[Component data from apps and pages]
══════

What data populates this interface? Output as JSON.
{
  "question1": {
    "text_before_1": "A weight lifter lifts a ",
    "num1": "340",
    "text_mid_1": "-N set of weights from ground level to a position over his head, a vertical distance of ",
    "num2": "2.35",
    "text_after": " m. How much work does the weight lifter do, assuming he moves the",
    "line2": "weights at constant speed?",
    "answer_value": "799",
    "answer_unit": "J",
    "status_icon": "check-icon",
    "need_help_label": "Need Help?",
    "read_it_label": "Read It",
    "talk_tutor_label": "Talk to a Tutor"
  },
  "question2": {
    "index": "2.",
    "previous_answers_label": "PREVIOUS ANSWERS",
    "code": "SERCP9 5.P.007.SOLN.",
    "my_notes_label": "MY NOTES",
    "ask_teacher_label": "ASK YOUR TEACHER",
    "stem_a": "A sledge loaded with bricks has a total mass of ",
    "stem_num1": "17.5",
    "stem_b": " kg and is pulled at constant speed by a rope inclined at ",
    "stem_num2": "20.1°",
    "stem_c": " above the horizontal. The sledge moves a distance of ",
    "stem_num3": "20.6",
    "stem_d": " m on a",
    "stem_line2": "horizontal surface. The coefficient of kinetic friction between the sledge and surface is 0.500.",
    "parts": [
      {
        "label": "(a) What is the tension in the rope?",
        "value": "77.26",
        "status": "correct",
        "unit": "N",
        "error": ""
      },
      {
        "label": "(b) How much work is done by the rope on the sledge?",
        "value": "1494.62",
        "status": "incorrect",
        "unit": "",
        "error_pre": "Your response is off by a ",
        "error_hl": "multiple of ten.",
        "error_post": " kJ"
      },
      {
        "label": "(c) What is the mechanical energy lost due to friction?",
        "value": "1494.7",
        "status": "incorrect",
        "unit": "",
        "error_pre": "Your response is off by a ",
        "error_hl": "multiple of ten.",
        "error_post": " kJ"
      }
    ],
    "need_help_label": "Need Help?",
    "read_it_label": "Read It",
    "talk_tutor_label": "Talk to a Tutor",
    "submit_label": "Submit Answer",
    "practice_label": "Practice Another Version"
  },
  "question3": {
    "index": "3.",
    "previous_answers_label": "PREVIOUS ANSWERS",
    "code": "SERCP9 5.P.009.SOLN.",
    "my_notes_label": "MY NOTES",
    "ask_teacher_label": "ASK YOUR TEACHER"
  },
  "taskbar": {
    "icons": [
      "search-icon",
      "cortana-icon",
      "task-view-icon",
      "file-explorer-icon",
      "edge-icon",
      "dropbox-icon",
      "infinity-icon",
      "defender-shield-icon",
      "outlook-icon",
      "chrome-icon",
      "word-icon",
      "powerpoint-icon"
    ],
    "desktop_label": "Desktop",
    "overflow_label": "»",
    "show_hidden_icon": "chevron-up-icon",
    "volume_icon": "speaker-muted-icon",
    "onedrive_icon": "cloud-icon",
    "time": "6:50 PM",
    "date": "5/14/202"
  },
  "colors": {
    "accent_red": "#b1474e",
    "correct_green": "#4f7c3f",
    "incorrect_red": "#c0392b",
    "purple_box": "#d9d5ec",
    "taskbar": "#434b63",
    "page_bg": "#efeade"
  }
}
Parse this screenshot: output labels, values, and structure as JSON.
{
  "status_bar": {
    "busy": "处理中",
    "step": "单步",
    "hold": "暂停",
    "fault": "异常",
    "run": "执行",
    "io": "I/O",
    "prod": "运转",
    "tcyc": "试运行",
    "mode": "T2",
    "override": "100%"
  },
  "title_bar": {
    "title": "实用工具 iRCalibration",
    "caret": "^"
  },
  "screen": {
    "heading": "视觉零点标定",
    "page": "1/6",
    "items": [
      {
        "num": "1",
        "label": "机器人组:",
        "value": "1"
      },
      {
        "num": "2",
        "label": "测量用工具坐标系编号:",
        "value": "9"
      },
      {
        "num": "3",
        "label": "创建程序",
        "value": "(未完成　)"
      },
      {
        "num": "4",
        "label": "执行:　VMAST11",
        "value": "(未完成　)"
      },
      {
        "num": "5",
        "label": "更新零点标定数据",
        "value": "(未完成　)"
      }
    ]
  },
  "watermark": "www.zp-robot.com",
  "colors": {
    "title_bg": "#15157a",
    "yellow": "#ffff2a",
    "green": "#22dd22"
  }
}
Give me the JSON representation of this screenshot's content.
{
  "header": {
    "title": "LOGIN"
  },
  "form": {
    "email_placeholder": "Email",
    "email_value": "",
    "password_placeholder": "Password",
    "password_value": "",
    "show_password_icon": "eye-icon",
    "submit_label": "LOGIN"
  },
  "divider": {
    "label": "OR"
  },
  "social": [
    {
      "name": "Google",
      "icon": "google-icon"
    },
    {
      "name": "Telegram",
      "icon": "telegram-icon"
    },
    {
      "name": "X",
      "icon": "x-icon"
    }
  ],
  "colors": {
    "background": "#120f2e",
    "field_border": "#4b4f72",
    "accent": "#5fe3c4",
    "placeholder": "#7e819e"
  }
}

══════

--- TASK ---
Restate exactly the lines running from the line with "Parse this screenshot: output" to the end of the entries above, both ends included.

--- EXERCISE ANSWER ---
Parse this screenshot: output labels, values, and structure as JSON.
{
  "status_bar": {
    "busy": "处理中",
    "step": "单步",
    "hold": "暂停",
    "fault": "异常",
    "run": "执行",
    "io": "I/O",
    "prod": "运转",
    "tcyc": "试运行",
    "mode": "T2",
    "override": "100%"
  },
  "title_bar": {
    "title": "实用工具 iRCalibration",
    "caret": "^"
  },
  "screen": {
    "heading": "视觉零点标定",
    "page": "1/6",
    "items": [
      {
        "num": "1",
        "label": "机器人组:",
        "value": "1"
      },
      {
        "num": "2",
        "label": "测量用工具坐标系编号:",
        "value": "9"
      },
      {
        "num": "3",
        "label": "创建程序",
        "value": "(未完成　)"
      },
      {
        "num": "4",
        "label": "执行:　VMAST11",
        "value": "(未完成　)"
      },
      {
        "num": "5",
        "label": "更新零点标定数据",
        "value": "(未完成　)"
      }
    ]
  },
  "watermark": "www.zp-robot.com",
  "colors": {
    "title_bg": "#15157a",
    "yellow": "#ffff2a",
    "green": "#22dd22"
  }
}
Give me the JSON representation of this screenshot's content.
{
  "header": {
    "title": "LOGIN"
  },
  "form": {
    "email_placeholder": "Email",
    "email_value": "",
    "password_placeholder": "Password",
    "password_value": "",
    "show_password_icon": "eye-icon",
    "submit_label": "LOGIN"
  },
  "divider": {
    "label": "OR"
  },
  "social": [
    {
      "name": "Google",
      "icon": "google-icon"
    },
    {
      "name": "Telegram",
      "icon": "telegram-icon"
    },
    {
      "name": "X",
      "icon": "x-icon"
    }
  ],
  "colors": {
    "background": "#120f2e",
    "field_border": "#4b4f72",
    "accent": "#5fe3c4",
    "placeholder": "#7e819e"
  }
}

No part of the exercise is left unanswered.